7 – Plan Rides, Trips & Holidays
Just like the saying ‘watts don’t lie’, nor do recent photos and Strava updates. Many cycling tourism operators use Strava as a way to boost and promote their businesses.
Thinking of an interstate or overseas cycling trip? Research your destination via the platform and you’ll find all manner of information. Some of the more savvy tourism operators and ride guides post their rides including photos and a brief write-up. Take a look at the example (pictured right) from Italian operator Lake Como Cycling – a great way to research overseas trips when we can travel again!
8 – Follow The Pros
Want to see what the pros are up to between races or major events? An ever-growing number of them post their rides to Strava and seem only too happy for you to keep track.

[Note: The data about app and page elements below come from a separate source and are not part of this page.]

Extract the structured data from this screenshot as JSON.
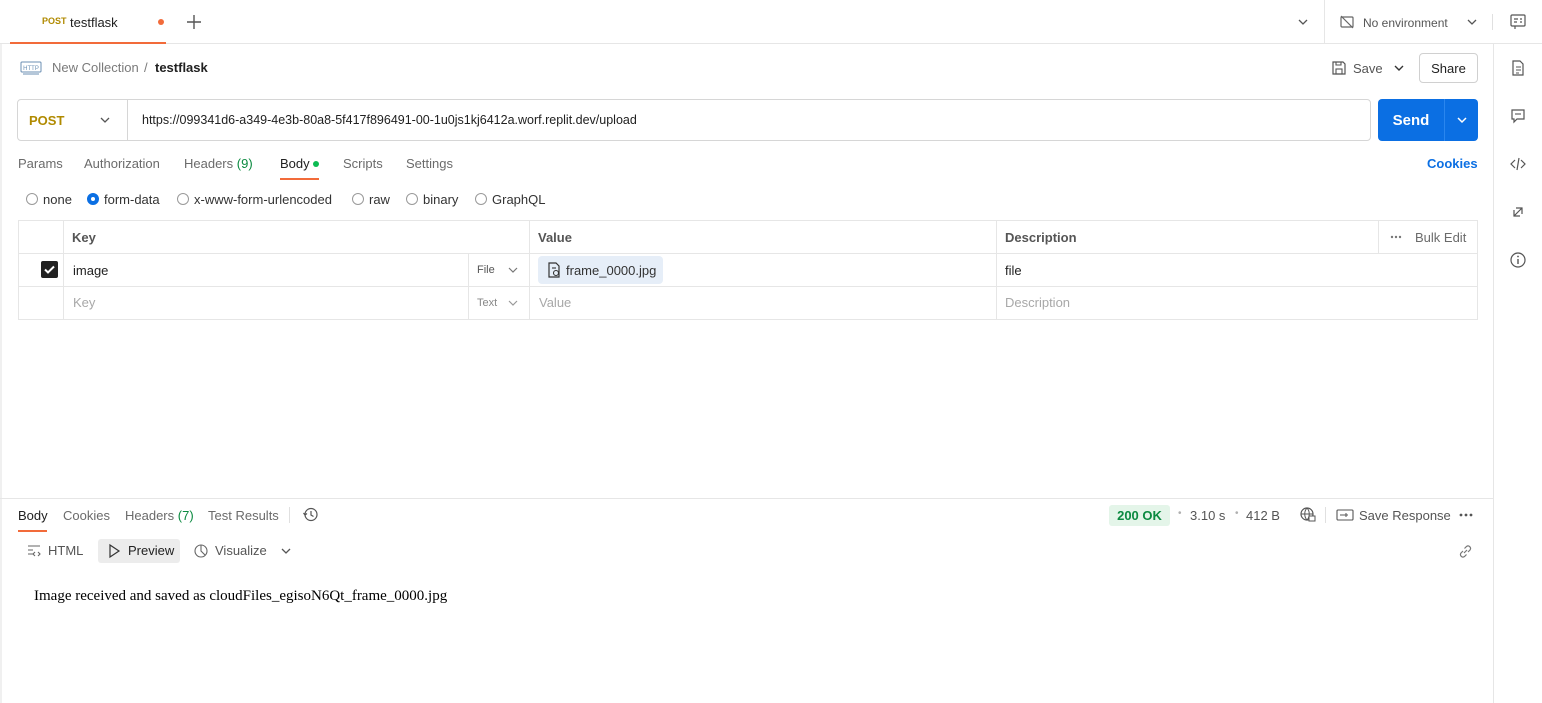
{
  "tabs": {
    "active": {
      "method": "POST",
      "name": "testflask"
    }
  },
  "environment": {
    "label": "No environment"
  },
  "breadcrumb": {
    "collection": "New Collection",
    "separator": "/",
    "request": "testflask"
  },
  "toolbar": {
    "save_label": "Save",
    "share_label": "Share"
  },
  "request": {
    "method": "POST",
    "url": "https://099341d6-a349-4e3b-80a8-5f417f896491-00-1u0js1kj6412a.worf.replit.dev/upload",
    "send_label": "Send"
  },
  "request_tabs": {
    "params": "Params",
    "authorization": "Authorization",
    "headers": "Headers",
    "headers_count": "(9)",
    "body": "Body",
    "scripts": "Scripts",
    "settings": "Settings",
    "cookies": "Cookies"
  },
  "body_types": {
    "none": "none",
    "form_data": "form-data",
    "urlencoded": "x-www-form-urlencoded",
    "raw": "raw",
    "binary": "binary",
    "graphql": "GraphQL",
    "selected": "form-data"
  },
  "table": {
    "headers": {
      "key": "Key",
      "value": "Value",
      "description": "Description",
      "bulk_edit": "Bulk Edit"
    },
    "rows": [
      {
        "key": "image",
        "type": "File",
        "value": "frame_0000.jpg",
        "description": "file",
        "checked": true
      }
    ],
    "placeholder": {
      "key": "Key",
      "type": "Text",
      "value": "Value",
      "description": "Description"
    }
  },
  "response": {
    "tabs": {
      "body": "Body",
      "cookies": "Cookies",
      "headers": "Headers",
      "headers_count": "(7)",
      "test_results": "Test Results"
    },
    "status": "200 OK",
    "time": "3.10 s",
    "size": "412 B",
    "save_response": "Save Response",
    "views": {
      "html": "HTML",
      "preview": "Preview",
      "visualize": "Visualize"
    },
    "body_text": "Image received and saved as cloudFiles_egisoN6Qt_frame_0000.jpg"
  },
  "colors": {
    "accent": "#f26b3a",
    "primary": "#0b6fe3",
    "method_post": "#b08a00",
    "success": "#0b8a40"
  }
}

Chris Froome is fascinating to follow, the four-time TDF winner is often open and familiar with fans. Andre Greipell, Nathan Haas, Mark Cavendish, Rachel Neylan, ‘Slipstream’ Sarah Gigante and Annemiek van Vleuten are all awesome to follow.
Warning – serious ride envy may follow, but it’s a great way to be inspired, encouraged and amazed by others.
9 – Tag Your Commutes For Cycling Advocacy
Ever noticed that you can tag a ride as a ‘commute’ on Strava? This information is collated and used in the company’s ‘Metro Project’. Data is provided to local planners and authorities to “help improve infrastructure and safety for cyclists, runners and pedestrians”. Rest assured, your tracks are safe. Strava provides this information in anonymous aggregate form, they say it’s impossible to trace.
10 – Explore Strava Local Segments & Guides
Last, but certainly not least, Strava Local Guides offer detailed ride information for around 90 cities around the world. Take a look at https://www.strava.com/local and dream … So many places to ride, so little time.
What do you enjoy about Strava? We are keen to hear your comments!